2. Similarity and degree of similarity of goods/services: The Guidelines as amended contain additional consideration factors, such as “nature,” “use,” “marketing channels or point of sale,” and “consumer groups,” for determining if goods/services are similar and supplement the explanation about the complementary functions or joint or combined use of goods/services, as well as the principles and guidelines for determining the similarity between goods and parts and components, raw materials or semi-finished goods.
3. Status of diversified operation of the prior rights holder: The Guidelines as amended suggest that to determine the possibility of diversified operation or the scope of diversified operation of the prior rights holder, the actual use by the prior rights holder or the area in which the prior rights holder may also operate should be taken into consideration, rather than that only rely on the content or type of goods/services designated at the time of registration.

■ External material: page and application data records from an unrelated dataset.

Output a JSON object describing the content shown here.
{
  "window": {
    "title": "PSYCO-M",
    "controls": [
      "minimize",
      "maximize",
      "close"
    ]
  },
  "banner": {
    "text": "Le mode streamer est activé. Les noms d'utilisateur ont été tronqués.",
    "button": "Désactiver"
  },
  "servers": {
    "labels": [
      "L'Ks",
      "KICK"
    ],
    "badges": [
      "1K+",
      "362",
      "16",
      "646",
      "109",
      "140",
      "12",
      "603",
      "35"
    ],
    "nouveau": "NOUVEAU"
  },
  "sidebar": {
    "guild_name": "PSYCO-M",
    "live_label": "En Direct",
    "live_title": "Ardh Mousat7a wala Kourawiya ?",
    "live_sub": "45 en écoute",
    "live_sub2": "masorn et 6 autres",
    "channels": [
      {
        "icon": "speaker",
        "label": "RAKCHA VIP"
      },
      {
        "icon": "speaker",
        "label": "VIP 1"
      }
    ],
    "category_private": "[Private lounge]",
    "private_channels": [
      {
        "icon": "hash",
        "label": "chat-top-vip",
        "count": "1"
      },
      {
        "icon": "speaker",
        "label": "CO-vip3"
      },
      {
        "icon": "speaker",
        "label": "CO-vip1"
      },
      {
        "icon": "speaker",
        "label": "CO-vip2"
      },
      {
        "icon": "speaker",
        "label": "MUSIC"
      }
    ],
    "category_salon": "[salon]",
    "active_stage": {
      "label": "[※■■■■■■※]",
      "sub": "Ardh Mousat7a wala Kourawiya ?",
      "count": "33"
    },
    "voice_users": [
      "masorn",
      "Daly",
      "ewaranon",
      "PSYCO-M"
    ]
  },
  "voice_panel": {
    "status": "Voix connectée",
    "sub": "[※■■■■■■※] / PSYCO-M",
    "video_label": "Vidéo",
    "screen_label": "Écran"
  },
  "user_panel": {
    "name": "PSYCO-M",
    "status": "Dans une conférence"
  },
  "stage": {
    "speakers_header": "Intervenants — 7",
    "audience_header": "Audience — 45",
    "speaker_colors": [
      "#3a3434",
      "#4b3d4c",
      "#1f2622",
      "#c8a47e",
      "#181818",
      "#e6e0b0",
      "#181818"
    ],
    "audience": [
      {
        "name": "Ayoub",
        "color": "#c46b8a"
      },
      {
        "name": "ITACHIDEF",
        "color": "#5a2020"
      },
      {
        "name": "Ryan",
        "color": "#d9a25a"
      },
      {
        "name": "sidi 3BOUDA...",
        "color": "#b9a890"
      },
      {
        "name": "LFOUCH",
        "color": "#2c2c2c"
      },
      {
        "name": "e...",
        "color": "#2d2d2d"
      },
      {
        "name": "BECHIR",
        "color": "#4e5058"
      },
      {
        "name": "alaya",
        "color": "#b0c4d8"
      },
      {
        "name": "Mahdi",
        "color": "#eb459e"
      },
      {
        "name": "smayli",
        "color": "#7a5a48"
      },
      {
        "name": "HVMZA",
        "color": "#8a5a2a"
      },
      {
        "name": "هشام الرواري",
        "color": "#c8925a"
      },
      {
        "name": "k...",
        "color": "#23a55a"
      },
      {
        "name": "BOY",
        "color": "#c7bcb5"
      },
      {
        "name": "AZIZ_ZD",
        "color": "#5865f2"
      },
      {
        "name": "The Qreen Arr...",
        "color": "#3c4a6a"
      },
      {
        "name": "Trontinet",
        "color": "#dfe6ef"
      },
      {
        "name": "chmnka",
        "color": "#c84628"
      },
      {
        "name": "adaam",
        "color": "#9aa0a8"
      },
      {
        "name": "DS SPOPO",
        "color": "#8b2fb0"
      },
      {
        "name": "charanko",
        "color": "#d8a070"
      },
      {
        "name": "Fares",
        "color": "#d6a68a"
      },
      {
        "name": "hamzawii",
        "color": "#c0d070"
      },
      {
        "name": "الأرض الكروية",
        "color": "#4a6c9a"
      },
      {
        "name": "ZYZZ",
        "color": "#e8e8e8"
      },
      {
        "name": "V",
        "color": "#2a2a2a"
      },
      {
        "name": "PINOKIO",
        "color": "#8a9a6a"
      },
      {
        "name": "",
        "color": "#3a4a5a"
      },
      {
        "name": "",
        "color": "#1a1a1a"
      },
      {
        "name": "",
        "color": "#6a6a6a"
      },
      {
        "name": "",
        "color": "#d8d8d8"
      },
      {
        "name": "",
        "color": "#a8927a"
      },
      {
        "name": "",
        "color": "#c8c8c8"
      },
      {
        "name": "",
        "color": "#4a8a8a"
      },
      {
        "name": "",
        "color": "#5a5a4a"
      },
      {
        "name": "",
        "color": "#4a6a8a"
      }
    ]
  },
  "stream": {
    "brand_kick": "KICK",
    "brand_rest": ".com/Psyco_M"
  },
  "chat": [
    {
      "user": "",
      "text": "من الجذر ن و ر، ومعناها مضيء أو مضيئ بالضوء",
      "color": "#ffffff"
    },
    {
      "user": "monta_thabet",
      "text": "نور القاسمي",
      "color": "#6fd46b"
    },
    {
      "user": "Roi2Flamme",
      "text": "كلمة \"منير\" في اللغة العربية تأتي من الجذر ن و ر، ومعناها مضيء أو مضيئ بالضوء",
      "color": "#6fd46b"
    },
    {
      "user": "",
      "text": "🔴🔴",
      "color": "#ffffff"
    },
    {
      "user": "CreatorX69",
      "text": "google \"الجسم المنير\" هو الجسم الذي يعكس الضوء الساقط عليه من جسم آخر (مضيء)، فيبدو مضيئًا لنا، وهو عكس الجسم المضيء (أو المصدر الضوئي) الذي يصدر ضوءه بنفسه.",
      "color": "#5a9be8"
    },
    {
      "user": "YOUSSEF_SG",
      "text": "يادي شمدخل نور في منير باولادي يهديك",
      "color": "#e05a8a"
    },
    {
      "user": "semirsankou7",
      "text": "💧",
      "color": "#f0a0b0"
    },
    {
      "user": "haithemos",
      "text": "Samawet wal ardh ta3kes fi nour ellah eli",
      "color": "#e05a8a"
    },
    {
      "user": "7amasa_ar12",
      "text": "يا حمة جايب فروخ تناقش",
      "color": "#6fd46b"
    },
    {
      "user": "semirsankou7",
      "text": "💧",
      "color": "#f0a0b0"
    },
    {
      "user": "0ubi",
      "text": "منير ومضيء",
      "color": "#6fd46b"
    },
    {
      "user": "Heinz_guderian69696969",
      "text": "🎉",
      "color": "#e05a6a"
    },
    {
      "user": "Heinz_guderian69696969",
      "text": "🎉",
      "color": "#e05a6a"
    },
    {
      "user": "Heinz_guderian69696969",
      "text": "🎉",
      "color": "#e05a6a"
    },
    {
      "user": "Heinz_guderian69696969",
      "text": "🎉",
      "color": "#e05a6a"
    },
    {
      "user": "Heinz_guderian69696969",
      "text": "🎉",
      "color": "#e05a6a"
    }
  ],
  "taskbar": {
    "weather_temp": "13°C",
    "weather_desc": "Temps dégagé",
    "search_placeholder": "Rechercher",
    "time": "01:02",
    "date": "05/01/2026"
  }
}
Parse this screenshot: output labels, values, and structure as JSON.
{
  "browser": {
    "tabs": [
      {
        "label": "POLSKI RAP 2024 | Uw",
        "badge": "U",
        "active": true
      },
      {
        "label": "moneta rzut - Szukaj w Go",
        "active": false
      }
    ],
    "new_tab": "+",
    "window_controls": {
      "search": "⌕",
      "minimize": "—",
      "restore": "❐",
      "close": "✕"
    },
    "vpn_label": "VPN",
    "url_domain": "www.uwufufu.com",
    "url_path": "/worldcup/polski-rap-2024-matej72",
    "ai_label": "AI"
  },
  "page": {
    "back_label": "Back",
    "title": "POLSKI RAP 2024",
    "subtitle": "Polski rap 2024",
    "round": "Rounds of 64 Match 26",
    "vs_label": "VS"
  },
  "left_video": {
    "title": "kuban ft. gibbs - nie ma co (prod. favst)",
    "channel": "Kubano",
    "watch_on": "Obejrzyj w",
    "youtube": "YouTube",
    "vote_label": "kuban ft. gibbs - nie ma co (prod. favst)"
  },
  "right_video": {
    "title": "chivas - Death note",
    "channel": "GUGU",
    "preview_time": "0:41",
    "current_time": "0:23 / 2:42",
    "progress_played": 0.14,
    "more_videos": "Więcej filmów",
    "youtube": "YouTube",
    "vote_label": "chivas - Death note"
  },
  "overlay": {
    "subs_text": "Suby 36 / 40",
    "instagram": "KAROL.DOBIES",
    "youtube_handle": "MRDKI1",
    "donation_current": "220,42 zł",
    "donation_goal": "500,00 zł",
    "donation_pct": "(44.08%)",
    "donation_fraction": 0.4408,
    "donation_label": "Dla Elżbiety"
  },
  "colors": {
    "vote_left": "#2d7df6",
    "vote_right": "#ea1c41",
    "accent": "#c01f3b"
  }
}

4. The degree of relevant consumers’ familiarity with the trademarks: The Guidelines as amended indicate that the Trademark Law in Taiwan basically adopts the first to register doctrine to avoid a trademark applied at a later time from encroaching on the interests of the owner of an earlier registered trademark through subsequent marketing. Therefore, when the likelihood of trademark confusion is determined, the “degree of consumer’s familiarity with the trademarks” is not a decisive factor, and other referential factors should be generally considered at the same time.
5. Bona fide registration application for the trademark at issue: The Guidelines as amended suggest that it should be presumed that all trademark registration applications are filed in good faith unless proven otherwise by counterevidence.
Jane Tsai, Partner, Lee Tsai & Partners